Christophe Galati

I try to recreate the history of the video game, at my level

Building on the success of his game Save me Mr Tako: Tasukete Tako-San (2018), Christophe Galati is the first video game creator to have participated in an art residency at the Kyoto Villa Kujoyama. After five months in Japan, this 24-year-old independent designer has secretly continued working on his new project…

Published on 01/10/2019

2 min

Christophe Galati
Christophe Galati
© DR

What is your perspective on the French video game industry today?

The world of independent French video games has never been as vast as it is today, in terms of both artistic and technical content. There are fewer barriers to creation: many training courses and online resources exist to learn how to make games. This is a real opportunity: it means a variety of creators are able to express themselves. Of course there are always financing and distribution issues which can make it difficult to experience independent games, but now this type of creation is getting more attention. And that's great.


In the mid and late 2000s, this sector was seen as a breeding ground for creativity which encouraged risk-taking... Today, that audacity seems to have given way to the rehashing of successful tropes, with lots of games which are homages to different existing genres. Save me Mr Tako falls into this category. What is your opinion on this trend?

All kinds of things are being made. The fact that there are so many tributes is probably revealing of the fact that many creators do not see themselves reflected in today's games. We all have our own Proustian “madeleines”, and we all want to recreate those nostalgic games as best we can, but using our own themes. Even in this retro movement, video games, in my opinion, are paving the way for new aesthetics and new techniques. I am thinking in particular of the revival of immersive experiences, using virtual reality or short interactive games, which are now increasingly found in museums. I think there are still new things to be done, and that's why I am working in this field.

The residency was also a spiritual retreat for me: as an artist, I was able to take the necessary quality time to reflect on what I wanted to express and convey.

You were the first video game creator to undertake a residency at the Villa Kujoyama. How did that come about?

I discovered artistic residencies quite recently, in a documentary about Villa Médicis on Arte. I find the idea of letting artists work in inspiring places very interesting. In the video game sector, I believe we have even fewer opportunities than artists in other fields to focus on our creation. Why not try the experience out and seize the opportunity? I applied for the Villa Médicis but I wasn’t chosen. Then I discovered the Villa Kujoyama in Japan: I was all the more excited because Japan is a source of great inspiration for me! I sent in my application without getting my hopes up, because I knew it would be a first if it happened... and it did!

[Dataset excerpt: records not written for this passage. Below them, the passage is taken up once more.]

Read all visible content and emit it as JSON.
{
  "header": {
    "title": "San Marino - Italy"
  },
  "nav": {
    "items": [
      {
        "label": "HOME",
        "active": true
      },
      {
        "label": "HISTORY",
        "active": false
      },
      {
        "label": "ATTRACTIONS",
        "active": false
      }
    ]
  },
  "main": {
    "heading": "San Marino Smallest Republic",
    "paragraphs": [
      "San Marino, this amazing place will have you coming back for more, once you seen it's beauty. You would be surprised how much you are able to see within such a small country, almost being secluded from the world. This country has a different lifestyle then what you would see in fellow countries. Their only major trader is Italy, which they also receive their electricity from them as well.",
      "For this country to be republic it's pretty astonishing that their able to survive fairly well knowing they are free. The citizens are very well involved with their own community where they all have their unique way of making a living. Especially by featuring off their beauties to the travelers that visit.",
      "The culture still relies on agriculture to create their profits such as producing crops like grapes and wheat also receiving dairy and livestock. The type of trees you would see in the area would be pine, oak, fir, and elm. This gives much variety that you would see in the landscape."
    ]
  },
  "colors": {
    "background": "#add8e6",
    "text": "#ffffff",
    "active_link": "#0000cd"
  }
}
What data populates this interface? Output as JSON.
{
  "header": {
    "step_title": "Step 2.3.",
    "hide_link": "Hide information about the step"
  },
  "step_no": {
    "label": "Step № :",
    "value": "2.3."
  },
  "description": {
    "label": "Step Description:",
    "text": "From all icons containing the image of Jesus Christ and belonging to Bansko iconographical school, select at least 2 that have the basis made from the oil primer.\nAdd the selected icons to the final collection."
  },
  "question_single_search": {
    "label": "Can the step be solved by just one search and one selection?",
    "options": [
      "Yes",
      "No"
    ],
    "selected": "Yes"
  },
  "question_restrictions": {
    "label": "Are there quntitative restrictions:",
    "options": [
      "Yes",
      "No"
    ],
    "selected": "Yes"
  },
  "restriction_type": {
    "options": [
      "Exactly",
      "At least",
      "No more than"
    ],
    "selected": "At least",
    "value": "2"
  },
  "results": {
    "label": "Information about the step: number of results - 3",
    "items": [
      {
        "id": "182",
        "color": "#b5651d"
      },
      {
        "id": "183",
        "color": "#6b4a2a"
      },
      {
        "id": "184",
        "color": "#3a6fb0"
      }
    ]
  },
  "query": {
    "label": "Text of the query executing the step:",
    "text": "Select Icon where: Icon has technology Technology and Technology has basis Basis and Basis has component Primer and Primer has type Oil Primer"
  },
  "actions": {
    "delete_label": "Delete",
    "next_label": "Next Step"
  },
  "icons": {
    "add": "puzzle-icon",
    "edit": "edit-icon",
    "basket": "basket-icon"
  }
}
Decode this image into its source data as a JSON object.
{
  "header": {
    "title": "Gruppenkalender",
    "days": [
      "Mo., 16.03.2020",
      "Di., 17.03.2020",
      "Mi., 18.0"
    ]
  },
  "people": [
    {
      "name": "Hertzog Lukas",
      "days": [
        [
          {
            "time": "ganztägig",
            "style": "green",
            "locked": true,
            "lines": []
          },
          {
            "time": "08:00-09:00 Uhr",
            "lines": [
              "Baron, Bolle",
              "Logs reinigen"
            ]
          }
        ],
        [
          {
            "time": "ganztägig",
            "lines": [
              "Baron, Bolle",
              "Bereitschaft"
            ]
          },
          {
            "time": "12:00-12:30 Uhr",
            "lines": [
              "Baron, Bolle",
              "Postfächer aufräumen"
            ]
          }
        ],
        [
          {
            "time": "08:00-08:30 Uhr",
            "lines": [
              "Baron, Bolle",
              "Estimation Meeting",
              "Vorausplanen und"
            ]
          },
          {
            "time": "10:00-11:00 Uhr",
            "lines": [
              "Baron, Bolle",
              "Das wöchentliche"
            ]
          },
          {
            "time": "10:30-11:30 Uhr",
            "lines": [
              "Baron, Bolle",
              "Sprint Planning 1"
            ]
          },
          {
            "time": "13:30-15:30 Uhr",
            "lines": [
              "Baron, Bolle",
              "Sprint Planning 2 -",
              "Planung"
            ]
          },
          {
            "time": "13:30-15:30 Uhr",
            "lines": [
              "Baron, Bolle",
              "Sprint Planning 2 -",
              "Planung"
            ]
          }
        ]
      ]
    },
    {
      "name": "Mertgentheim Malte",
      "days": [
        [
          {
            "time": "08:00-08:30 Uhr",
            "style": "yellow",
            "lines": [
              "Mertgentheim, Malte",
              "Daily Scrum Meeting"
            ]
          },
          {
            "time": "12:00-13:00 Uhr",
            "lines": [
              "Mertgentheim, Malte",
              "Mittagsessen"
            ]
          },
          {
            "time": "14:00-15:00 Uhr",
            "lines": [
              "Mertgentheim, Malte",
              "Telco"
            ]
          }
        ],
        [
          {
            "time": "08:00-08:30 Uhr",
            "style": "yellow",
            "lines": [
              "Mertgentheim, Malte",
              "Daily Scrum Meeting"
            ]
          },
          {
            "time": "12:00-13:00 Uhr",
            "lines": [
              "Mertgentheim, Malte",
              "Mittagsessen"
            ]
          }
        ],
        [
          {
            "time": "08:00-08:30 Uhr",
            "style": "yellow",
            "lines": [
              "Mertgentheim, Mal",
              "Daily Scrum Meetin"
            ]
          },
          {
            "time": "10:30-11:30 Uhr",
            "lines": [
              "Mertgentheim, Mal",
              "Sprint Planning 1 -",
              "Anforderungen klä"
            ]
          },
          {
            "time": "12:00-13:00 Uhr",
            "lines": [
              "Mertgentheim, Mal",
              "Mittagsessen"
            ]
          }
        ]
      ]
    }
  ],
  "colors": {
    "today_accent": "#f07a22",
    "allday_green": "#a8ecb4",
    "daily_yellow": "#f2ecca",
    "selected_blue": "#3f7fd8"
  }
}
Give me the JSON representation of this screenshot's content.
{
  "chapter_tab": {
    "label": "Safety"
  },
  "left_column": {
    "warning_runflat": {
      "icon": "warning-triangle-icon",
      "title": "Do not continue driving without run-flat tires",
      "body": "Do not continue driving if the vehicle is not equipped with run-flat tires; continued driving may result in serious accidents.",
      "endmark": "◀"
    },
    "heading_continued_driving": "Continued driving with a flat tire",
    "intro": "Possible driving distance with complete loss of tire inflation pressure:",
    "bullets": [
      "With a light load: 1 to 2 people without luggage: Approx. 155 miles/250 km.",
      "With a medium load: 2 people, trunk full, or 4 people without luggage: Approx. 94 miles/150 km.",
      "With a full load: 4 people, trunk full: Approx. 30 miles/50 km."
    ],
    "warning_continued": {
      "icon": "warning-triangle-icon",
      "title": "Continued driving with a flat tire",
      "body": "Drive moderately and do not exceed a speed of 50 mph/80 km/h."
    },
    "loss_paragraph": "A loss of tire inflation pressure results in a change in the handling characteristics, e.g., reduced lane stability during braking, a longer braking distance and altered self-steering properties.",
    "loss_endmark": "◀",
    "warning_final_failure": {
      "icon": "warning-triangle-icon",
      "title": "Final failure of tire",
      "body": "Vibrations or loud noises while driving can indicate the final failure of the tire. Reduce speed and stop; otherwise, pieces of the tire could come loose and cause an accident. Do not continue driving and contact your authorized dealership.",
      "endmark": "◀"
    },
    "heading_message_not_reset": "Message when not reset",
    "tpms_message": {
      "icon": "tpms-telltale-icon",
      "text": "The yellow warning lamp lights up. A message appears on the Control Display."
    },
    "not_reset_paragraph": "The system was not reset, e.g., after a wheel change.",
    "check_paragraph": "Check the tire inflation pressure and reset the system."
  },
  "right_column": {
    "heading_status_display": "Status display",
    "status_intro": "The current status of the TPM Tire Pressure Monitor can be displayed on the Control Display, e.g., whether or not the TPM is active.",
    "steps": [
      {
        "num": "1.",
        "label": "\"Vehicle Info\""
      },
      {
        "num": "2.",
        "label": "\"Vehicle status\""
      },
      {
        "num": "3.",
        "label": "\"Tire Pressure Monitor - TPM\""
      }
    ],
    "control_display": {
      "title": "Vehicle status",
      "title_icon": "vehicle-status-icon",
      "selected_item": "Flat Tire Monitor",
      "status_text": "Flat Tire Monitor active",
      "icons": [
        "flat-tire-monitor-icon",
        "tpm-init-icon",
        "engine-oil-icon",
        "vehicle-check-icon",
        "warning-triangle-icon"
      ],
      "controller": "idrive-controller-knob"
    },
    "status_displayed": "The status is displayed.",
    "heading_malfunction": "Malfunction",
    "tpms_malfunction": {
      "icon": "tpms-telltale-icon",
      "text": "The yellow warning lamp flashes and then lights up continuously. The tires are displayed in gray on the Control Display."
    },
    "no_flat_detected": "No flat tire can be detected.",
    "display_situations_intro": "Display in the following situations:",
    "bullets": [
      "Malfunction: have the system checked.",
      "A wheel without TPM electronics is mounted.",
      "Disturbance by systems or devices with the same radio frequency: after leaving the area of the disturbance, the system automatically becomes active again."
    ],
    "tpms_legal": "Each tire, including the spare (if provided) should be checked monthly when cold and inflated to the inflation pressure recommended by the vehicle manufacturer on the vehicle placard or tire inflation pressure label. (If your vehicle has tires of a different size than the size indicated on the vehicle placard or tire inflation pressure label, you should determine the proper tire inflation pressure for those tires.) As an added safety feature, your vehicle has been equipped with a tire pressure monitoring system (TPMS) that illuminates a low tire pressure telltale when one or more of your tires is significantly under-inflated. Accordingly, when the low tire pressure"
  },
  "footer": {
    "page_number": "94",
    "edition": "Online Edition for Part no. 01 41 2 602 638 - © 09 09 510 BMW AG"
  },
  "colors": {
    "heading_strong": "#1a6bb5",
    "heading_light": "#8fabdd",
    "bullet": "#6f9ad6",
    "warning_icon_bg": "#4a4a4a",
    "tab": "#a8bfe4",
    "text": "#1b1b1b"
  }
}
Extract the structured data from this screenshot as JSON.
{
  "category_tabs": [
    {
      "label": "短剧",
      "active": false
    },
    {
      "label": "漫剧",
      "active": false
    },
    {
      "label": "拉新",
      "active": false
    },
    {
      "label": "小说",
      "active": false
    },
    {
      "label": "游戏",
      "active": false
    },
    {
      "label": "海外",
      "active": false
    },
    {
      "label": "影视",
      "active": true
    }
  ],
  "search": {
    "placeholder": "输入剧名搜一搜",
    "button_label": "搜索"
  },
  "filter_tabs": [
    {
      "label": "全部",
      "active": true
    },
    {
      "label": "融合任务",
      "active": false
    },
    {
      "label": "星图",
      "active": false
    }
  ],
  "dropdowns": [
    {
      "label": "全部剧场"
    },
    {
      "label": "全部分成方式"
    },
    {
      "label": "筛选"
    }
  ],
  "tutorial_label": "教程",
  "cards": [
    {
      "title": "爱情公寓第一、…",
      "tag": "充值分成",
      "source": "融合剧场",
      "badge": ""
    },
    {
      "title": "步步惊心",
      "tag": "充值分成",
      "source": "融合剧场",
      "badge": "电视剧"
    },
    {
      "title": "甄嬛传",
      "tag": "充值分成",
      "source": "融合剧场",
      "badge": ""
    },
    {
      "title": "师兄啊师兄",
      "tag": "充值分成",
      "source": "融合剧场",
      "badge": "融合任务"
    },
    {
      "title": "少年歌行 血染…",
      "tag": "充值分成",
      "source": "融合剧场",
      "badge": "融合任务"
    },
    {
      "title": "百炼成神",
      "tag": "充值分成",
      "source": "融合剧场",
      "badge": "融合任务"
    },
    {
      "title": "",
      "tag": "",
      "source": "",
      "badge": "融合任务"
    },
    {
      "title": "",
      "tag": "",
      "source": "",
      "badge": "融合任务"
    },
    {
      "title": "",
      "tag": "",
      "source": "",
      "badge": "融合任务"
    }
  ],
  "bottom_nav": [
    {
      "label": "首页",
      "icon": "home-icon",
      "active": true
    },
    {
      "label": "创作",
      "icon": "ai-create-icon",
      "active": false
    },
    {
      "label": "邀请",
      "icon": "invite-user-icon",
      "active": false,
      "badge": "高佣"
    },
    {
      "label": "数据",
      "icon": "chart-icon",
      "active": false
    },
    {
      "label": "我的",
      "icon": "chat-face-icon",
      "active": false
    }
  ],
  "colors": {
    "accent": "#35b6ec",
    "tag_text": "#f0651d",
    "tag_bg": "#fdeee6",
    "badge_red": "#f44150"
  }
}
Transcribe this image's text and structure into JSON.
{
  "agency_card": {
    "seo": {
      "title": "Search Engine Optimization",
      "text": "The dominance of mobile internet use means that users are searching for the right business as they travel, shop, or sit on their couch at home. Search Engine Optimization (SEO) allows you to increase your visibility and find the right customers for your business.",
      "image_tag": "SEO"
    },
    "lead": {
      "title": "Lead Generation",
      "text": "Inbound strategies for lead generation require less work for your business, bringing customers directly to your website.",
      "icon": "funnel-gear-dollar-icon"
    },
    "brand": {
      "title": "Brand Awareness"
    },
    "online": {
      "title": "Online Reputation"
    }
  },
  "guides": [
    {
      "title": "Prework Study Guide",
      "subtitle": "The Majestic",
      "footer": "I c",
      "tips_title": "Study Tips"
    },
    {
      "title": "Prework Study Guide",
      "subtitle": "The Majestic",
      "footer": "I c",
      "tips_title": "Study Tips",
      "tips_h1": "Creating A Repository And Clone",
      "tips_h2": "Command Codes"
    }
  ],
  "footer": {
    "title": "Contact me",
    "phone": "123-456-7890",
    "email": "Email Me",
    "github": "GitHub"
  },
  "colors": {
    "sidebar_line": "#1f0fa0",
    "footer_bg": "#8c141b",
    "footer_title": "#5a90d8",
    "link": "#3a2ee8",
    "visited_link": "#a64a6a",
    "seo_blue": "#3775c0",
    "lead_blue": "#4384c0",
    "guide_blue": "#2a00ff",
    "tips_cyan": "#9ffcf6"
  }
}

The Villa Kujoyama provides artists with a studio in the Villa in Kyoto, a monthly stipend and a plane ticket. They do everything they can so the artists are independent and can focus on their creative processes. It’s a precious opportunity! For example, for my first game, I had a full-time job during the day and I was working on my game at night, on my free time. Of course, there are some subsidies which make it possible to finance productions — such as those offered by the French National Centre for Cinema and Animation — but sometimes you have to put up half of the total budget: not everyone can do that. Artistic residences have a real role to play.


Did those five months in Japan change the way you work?

I couldn’t dream of a better way to start my new project. I took the time for a real pre-production process. Usually you have to make a prototype of the game to get funding. Here, I was able to take the time to reflect on the universe, create a strong base… while being on the ground, in Japan. Since my game is in a very Japanese style, I was able to discover the references present in the games that inspire me. I was able to go and see performances by Geisha apprentices, known as maiko. I got used to the Japanese daily routine. Being in residence also allowed me to draw inspiration from the other artists present: dancers, architects, writers... We were able to compare our artistic processes.

The residency was also a spiritual retreat for me: as an artist, I was able to take the necessary quality time to reflect on what I wanted to express and convey. It was definitely a turning point in my creative journey!


What are your current projects?

Soon I hope to release an update of Save me Mr Tako, and I’m continuing to work on the video game I started at the Villa Kujoyama. It will be a role play incorporating phases of action which unfold in real time. For now, I’m calling it Project Himitsu. Himitsu means "secret" in Japanese. It’s a code name, but it also reflects the theme of the game, which will deal with secrets and the consequences they can have – for people and for the world. Visually, this project is similar to the approach I took in Save me Mr Tako-- the idea is to pay tribute to a specific Japanese aesthetic: Tako was a tribute to the Game Boy; Project Himitsu is the logical next step, this time influenced by the aesthetic of the Game Boy Advance. I try to recreate the history of the video game, at my level.

Rencontre avec Christophe Galati
The Institut français and the project

In 2019, Christophe Galati spent time at the Villa Kujoyama, a residency for artists in Japan supported by the Institut français.


Learn more about the Villa Kujoyama


L'institut français, LAB